Lastly, the Catastrophe, which the Grecians call'd lysis, the French le denouement, and we the discovery or unravelling of the Plot: Holyday and Stapylton had not enough considered this, when they attempted Juvenal: This I intimate, least any should think me so exceeding vain, as to teach others an Art which they understand much better than my self.
So Crabbed is Persius, and so Copious is Juvenal: So men in rapture think they mount the sky, Whilst on the ground the entranced wretches lie: After all, he has chosen this kind of Verse; and has written the best in it: In a word, that former sort of satire, which is known in England by the name of lampoon, is a dangerous sort of weapon, and for the most part unlawful.
In general, all virtues are everywhere to be praised and recommended to practice; and all vices to be reprehended, and made either odious or ridiculous; or else there is a fundamental error in the whole design.
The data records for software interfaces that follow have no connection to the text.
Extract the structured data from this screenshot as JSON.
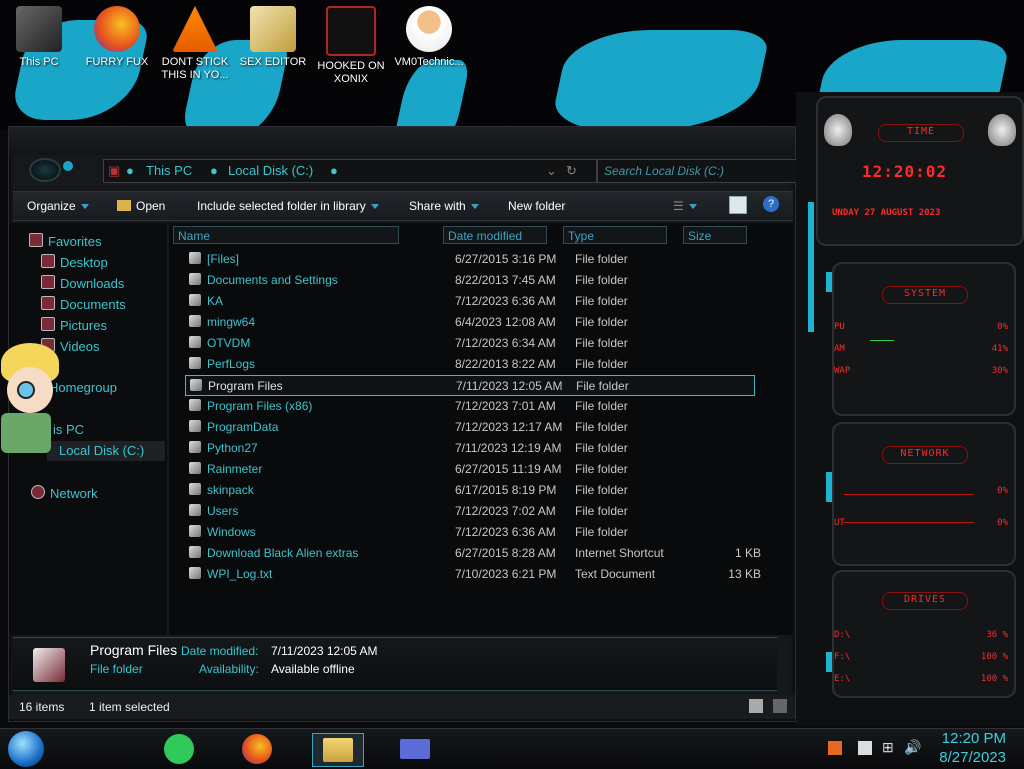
{
  "desktop": {
    "icons": [
      {
        "label": "This PC",
        "color": "#555"
      },
      {
        "label": "FURRY FUX",
        "color": "#e96f1f"
      },
      {
        "label": "DONT STICK\nTHIS IN YO...",
        "color": "#f07d00"
      },
      {
        "label": "SEX EDITOR",
        "color": "#d9c07a"
      },
      {
        "label": "HOOKED ON\nXONIX",
        "color": "#b92323"
      },
      {
        "label": "VM0Technic...",
        "color": "#e9a25a"
      }
    ]
  },
  "explorer": {
    "breadcrumb": [
      "This PC",
      "Local Disk (C:)"
    ],
    "search_placeholder": "Search Local Disk (C:)",
    "toolbar": {
      "organize": "Organize",
      "open": "Open",
      "include": "Include selected folder in library",
      "share": "Share with",
      "new_folder": "New folder"
    },
    "nav": {
      "favorites": "Favorites",
      "desktop": "Desktop",
      "downloads": "Downloads",
      "documents": "Documents",
      "pictures": "Pictures",
      "videos": "Videos",
      "homegroup": "Homegroup",
      "this_pc": "is PC",
      "local_disk": "Local Disk (C:)",
      "network": "Network"
    },
    "columns": {
      "name": "Name",
      "date": "Date modified",
      "type": "Type",
      "size": "Size"
    },
    "files": [
      {
        "name": "[Files]",
        "date": "6/27/2015 3:16 PM",
        "type": "File folder",
        "size": ""
      },
      {
        "name": "Documents and Settings",
        "date": "8/22/2013 7:45 AM",
        "type": "File folder",
        "size": ""
      },
      {
        "name": "KA",
        "date": "7/12/2023 6:36 AM",
        "type": "File folder",
        "size": ""
      },
      {
        "name": "mingw64",
        "date": "6/4/2023 12:08 AM",
        "type": "File folder",
        "size": ""
      },
      {
        "name": "OTVDM",
        "date": "7/12/2023 6:34 AM",
        "type": "File folder",
        "size": ""
      },
      {
        "name": "PerfLogs",
        "date": "8/22/2013 8:22 AM",
        "type": "File folder",
        "size": ""
      },
      {
        "name": "Program Files",
        "date": "7/11/2023 12:05 AM",
        "type": "File folder",
        "size": ""
      },
      {
        "name": "Program Files (x86)",
        "date": "7/12/2023 7:01 AM",
        "type": "File folder",
        "size": ""
      },
      {
        "name": "ProgramData",
        "date": "7/12/2023 12:17 AM",
        "type": "File folder",
        "size": ""
      },
      {
        "name": "Python27",
        "date": "7/11/2023 12:19 AM",
        "type": "File folder",
        "size": ""
      },
      {
        "name": "Rainmeter",
        "date": "6/27/2015 11:19 AM",
        "type": "File folder",
        "size": ""
      },
      {
        "name": "skinpack",
        "date": "6/17/2015 8:19 PM",
        "type": "File folder",
        "size": ""
      },
      {
        "name": "Users",
        "date": "7/12/2023 7:02 AM",
        "type": "File folder",
        "size": ""
      },
      {
        "name": "Windows",
        "date": "7/12/2023 6:36 AM",
        "type": "File folder",
        "size": ""
      },
      {
        "name": "Download Black Alien extras",
        "date": "6/27/2015 8:28 AM",
        "type": "Internet Shortcut",
        "size": "1 KB"
      },
      {
        "name": "WPI_Log.txt",
        "date": "7/10/2023 6:21 PM",
        "type": "Text Document",
        "size": "13 KB"
      }
    ],
    "details": {
      "name": "Program Files",
      "type": "File folder",
      "date_label": "Date modified:",
      "date_value": "7/11/2023 12:05 AM",
      "avail_label": "Availability:",
      "avail_value": "Available offline"
    },
    "status": {
      "items": "16 items",
      "selected": "1 item selected"
    }
  },
  "widget": {
    "time_title": "TIME",
    "time": "12:20:02",
    "date": "UNDAY 27 AUGUST 2023",
    "system_title": "SYSTEM",
    "system": [
      {
        "label": "PU",
        "value": "0%"
      },
      {
        "label": "AM",
        "value": "41%"
      },
      {
        "label": "WAP",
        "value": "30%"
      }
    ],
    "network_title": "NETWORK",
    "network": [
      {
        "label": "",
        "value": "0%"
      },
      {
        "label": "UT",
        "value": "0%"
      }
    ],
    "drives_title": "DRIVES",
    "drives": [
      {
        "label": "D:\\",
        "value": "36 %"
      },
      {
        "label": "F:\\",
        "value": "100 %"
      },
      {
        "label": "E:\\",
        "value": "100 %"
      }
    ]
  },
  "taskbar": {
    "time": "12:20 PM",
    "date": "8/27/2023"
  }
}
Neither Persius nor Juvenal were ignorant of this, for they had both studied Horace. Get Full Essay Get access to this section to get all help you need with your essay and educational issues. Yet there is still a vast difference betwixt the slovenly Butchering of a Man, and the fineness of a stroak that separates the Head from the Body, and leaves it standing in its place.
That the Romans had Farces before this, 'tis true; but then they had no Communication with Greece: Shortly thereafter he published his first important poem, Heroic Stanzasa eulogy on Cromwell's death which is cautious and prudent in its emotional display.
They who say he Entertains so Pleasantly, may perhaps value themselves on the quickness of their own Understandings, that they can see a Jest farther off than other men. So have I mighty satisfaction found, To see his tinsel reason on the ground: Spenser had studied Virgil to as much advantage as Milton had done Homer; and amongst the rest of his excellencies had copied that.
But how few Lampooners are there now living, who are capable of this Duty!. Essay of Dramatick Poesy Dryden's Essay of Dramatic Poesy is one of his most important works of criticism. Johnson Ben Jonson, playwright and contemporary of Shakespeare. A reference to Dryden's satire Absalom and Achitophel.
Manes "Ghost" or "spirit." Ense. John Dryden, then, criticized Shaftesbury in his satirical poem entitled The Medal. This latest poem provoked Dryden’s opponent, Thomas Shadwell to write The Medal of. “Both Swift and Dryden are masters of satire. Usually the satire is directed against an opponent/enemy or a political process.
Using references from one poem from each writer, discuss how and why each uses satire and wit as a cutting sword.”. John Dryden – English poet, critic, playwright, and translator. Regarded by many scholars as the father of modern English poetry and criticism, Dryden dominated literary life in England.
Satire in Gulliver's Travels Satire is a literary genre of Greek origin (satyr), in which human folly and vice are held up to scorn, derision, or ridicule. Although satire is usually meant to be funny, its purpose is often irony or sarcasm, ideally with the intent of shaming individuals, religion, and communities themselves, into improvement.
Absalom and Achitophel is a landmark political satire by John Dryden. Dryden marks his satire with a concentrated and convincing poetic style. His satiric verse is majestic, what Pope calls: “The long majestic march and energy divine”.
Essay about Absalom and Achitophel.Essay satire dryden